> _Exercise inputs_:
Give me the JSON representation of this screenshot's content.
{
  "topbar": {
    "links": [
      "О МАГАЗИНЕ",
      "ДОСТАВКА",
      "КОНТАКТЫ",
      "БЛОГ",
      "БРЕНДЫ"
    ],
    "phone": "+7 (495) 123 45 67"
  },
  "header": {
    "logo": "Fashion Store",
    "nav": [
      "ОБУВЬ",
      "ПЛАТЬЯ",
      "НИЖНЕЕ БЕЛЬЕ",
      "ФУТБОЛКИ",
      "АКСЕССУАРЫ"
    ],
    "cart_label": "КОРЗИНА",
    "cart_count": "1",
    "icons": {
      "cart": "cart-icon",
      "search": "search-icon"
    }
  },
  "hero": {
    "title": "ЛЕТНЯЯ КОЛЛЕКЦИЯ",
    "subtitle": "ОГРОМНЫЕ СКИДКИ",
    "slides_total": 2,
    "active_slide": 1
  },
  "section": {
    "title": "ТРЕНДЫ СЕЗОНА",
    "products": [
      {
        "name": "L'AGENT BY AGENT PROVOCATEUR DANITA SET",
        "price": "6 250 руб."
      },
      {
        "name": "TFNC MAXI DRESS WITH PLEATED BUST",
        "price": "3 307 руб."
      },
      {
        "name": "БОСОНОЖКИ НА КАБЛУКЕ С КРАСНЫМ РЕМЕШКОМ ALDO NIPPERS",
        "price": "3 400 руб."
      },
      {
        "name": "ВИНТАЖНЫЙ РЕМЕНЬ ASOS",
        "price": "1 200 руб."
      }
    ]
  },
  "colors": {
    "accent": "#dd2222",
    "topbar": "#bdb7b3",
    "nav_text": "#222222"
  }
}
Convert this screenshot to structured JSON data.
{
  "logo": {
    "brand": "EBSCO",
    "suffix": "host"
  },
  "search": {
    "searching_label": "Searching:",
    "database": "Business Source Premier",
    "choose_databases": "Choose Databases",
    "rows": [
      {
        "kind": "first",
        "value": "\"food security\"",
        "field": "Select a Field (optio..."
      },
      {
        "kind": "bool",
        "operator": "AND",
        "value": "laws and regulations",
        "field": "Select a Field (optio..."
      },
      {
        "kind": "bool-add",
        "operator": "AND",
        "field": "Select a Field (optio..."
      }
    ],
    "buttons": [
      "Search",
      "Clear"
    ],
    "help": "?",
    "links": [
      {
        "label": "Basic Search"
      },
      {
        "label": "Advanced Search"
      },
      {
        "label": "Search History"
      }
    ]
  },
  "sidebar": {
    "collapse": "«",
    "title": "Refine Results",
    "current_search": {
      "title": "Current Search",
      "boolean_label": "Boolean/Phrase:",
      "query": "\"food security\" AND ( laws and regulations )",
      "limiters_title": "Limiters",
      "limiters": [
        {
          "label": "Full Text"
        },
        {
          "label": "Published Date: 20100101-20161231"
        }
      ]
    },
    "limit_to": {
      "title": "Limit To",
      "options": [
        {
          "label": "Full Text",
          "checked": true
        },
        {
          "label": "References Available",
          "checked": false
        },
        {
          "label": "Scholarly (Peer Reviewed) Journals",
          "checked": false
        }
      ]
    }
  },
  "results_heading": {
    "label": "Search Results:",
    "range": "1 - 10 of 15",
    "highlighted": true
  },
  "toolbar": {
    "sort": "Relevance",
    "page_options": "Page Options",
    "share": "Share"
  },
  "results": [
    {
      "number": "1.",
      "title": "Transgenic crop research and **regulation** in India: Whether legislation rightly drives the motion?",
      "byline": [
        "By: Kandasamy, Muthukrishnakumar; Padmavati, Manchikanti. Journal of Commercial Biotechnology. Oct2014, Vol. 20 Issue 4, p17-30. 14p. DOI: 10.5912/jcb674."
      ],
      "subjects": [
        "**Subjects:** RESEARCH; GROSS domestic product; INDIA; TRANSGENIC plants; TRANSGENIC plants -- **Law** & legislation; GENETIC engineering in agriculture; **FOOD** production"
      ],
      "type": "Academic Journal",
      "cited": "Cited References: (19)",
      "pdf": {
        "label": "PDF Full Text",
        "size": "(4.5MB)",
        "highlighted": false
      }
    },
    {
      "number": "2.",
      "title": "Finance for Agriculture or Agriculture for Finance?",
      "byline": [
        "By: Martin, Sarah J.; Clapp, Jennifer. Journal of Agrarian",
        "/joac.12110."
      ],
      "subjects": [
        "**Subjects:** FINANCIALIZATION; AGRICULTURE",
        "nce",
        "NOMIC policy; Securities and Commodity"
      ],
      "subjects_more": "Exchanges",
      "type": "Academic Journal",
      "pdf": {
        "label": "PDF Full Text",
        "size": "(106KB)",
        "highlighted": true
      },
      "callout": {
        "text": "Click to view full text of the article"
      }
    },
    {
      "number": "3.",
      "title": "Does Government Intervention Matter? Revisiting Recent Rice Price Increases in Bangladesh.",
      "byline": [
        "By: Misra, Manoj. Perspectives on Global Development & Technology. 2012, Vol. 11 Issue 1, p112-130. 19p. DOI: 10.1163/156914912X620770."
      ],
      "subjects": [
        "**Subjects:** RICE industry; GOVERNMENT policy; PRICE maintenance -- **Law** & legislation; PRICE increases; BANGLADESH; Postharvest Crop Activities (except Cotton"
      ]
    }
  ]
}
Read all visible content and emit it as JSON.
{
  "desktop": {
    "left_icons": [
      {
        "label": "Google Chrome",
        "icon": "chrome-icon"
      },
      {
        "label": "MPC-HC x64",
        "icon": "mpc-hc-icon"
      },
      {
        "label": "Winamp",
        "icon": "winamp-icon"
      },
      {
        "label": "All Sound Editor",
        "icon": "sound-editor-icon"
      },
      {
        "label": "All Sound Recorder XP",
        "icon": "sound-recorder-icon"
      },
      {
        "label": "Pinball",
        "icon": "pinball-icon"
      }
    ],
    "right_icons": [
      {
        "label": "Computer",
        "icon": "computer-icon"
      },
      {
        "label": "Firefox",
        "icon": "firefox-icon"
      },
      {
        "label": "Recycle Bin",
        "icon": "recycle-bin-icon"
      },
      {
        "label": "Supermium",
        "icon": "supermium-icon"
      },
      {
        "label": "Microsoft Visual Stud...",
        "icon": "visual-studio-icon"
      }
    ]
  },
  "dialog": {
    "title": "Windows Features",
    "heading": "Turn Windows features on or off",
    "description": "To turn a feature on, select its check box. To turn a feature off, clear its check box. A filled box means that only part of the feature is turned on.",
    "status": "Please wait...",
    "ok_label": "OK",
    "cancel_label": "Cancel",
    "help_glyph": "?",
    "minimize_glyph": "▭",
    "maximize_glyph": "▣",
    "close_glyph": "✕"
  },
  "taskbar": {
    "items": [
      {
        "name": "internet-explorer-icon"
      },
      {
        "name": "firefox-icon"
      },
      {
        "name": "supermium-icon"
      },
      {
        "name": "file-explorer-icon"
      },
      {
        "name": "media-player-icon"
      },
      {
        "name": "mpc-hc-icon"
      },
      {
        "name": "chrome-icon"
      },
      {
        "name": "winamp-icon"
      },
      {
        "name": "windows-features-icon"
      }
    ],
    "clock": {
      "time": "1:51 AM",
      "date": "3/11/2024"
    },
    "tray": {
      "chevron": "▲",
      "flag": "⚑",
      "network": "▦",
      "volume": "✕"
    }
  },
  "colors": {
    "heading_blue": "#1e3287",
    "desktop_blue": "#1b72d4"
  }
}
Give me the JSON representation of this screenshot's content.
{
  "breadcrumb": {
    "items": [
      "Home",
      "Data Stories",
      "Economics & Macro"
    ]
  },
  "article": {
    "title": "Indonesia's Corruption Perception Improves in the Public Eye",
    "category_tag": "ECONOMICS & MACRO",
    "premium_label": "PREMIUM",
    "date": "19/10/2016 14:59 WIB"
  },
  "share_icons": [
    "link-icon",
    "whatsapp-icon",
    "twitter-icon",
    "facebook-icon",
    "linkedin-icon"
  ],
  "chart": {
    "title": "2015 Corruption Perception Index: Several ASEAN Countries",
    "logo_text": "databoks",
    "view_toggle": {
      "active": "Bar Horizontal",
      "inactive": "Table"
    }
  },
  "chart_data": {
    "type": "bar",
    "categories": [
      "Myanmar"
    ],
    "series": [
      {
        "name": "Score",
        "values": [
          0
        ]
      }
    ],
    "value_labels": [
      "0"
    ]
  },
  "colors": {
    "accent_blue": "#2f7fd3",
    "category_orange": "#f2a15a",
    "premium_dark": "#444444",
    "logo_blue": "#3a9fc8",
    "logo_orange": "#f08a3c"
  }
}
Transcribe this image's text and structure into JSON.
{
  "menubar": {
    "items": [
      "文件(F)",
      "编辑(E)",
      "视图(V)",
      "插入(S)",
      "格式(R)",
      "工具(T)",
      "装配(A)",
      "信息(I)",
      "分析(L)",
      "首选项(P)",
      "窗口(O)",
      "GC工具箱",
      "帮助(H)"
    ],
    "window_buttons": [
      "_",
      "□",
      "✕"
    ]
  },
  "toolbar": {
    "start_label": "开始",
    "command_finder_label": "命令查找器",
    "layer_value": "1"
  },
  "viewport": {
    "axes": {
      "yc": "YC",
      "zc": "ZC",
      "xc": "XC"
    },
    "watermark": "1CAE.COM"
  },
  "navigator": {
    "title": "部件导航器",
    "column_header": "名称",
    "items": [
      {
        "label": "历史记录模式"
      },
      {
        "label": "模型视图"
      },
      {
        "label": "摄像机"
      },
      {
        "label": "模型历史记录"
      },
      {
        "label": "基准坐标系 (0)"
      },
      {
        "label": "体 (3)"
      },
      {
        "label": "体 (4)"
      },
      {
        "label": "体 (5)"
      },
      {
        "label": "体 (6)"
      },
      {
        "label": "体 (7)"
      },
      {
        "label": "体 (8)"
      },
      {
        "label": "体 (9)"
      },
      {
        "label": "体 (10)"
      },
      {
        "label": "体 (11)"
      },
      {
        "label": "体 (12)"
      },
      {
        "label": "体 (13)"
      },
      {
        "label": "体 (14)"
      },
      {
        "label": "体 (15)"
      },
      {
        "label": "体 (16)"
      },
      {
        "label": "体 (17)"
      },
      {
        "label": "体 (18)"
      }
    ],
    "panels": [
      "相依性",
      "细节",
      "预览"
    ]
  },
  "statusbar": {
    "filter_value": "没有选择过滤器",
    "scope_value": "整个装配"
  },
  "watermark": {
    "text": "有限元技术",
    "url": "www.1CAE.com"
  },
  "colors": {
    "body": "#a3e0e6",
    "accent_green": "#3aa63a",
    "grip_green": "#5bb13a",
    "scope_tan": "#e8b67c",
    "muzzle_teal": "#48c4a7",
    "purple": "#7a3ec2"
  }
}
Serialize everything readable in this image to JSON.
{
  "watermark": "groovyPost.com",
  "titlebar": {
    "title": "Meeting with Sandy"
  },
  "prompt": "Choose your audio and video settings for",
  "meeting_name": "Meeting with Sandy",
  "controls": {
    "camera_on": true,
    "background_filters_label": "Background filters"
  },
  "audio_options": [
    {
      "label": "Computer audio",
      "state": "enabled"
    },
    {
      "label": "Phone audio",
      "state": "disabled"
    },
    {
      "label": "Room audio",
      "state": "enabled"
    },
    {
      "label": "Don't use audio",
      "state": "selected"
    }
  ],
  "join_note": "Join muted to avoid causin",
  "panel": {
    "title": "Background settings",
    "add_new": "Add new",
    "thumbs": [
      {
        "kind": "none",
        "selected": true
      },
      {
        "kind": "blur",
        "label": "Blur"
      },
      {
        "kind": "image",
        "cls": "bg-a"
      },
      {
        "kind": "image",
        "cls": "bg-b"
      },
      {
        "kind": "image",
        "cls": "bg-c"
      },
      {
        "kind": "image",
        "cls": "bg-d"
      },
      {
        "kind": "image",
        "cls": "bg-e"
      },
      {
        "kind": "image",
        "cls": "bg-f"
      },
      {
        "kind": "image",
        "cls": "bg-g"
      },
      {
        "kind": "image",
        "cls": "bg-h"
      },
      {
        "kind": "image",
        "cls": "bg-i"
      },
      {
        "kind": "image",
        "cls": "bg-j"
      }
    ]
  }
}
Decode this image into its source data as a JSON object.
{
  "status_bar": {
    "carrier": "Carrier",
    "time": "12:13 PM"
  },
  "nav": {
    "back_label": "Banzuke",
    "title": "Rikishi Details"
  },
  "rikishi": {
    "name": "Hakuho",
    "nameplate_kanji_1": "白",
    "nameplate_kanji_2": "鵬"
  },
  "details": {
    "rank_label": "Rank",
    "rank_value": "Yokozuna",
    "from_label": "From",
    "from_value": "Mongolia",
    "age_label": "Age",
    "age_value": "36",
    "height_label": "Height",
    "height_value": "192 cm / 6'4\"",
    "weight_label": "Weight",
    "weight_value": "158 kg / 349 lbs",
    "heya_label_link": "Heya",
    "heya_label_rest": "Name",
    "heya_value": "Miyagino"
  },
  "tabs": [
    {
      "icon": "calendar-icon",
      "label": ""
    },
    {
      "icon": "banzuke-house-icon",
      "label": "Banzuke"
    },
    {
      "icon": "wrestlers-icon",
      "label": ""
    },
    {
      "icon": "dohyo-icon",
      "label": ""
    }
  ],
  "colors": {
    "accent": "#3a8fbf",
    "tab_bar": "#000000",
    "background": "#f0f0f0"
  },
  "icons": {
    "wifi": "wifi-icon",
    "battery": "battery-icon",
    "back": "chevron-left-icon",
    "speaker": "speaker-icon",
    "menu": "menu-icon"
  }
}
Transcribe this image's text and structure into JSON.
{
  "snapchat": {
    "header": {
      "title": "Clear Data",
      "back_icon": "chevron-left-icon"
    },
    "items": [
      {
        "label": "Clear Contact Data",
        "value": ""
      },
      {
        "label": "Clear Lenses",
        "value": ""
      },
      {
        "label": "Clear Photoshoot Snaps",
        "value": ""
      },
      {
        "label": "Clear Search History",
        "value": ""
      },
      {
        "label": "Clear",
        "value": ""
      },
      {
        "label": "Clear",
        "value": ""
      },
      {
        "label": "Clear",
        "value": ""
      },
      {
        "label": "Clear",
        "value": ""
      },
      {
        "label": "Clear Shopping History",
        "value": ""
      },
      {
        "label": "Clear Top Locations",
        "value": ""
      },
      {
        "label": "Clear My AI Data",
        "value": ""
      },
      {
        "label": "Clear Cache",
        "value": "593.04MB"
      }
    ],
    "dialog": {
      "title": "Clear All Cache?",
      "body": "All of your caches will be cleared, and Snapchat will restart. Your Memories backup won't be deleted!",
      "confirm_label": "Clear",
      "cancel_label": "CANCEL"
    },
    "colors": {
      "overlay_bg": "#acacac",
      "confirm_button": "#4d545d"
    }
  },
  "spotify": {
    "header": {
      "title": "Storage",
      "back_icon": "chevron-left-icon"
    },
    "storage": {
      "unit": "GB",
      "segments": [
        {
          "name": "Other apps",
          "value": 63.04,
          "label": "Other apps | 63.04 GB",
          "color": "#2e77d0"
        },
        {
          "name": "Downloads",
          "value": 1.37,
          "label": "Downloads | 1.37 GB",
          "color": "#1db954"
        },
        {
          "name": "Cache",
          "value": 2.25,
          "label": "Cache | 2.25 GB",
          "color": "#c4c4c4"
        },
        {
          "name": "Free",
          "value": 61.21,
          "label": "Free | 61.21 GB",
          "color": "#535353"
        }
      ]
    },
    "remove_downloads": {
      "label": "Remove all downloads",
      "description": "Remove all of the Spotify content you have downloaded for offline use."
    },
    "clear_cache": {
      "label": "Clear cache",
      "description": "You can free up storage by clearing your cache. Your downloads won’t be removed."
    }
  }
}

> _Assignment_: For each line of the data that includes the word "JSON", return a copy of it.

> _Expected output_:
Give me the JSON representation of this screenshot's content.
Convert this screenshot to structured JSON data.
Read all visible content and emit it as JSON.
Give me the JSON representation of this screenshot's content.
Transcribe this image's text and structure into JSON.
Serialize everything readable in this image to JSON.
Decode this image into its source data as a JSON object.
Transcribe this image's text and structure into JSON.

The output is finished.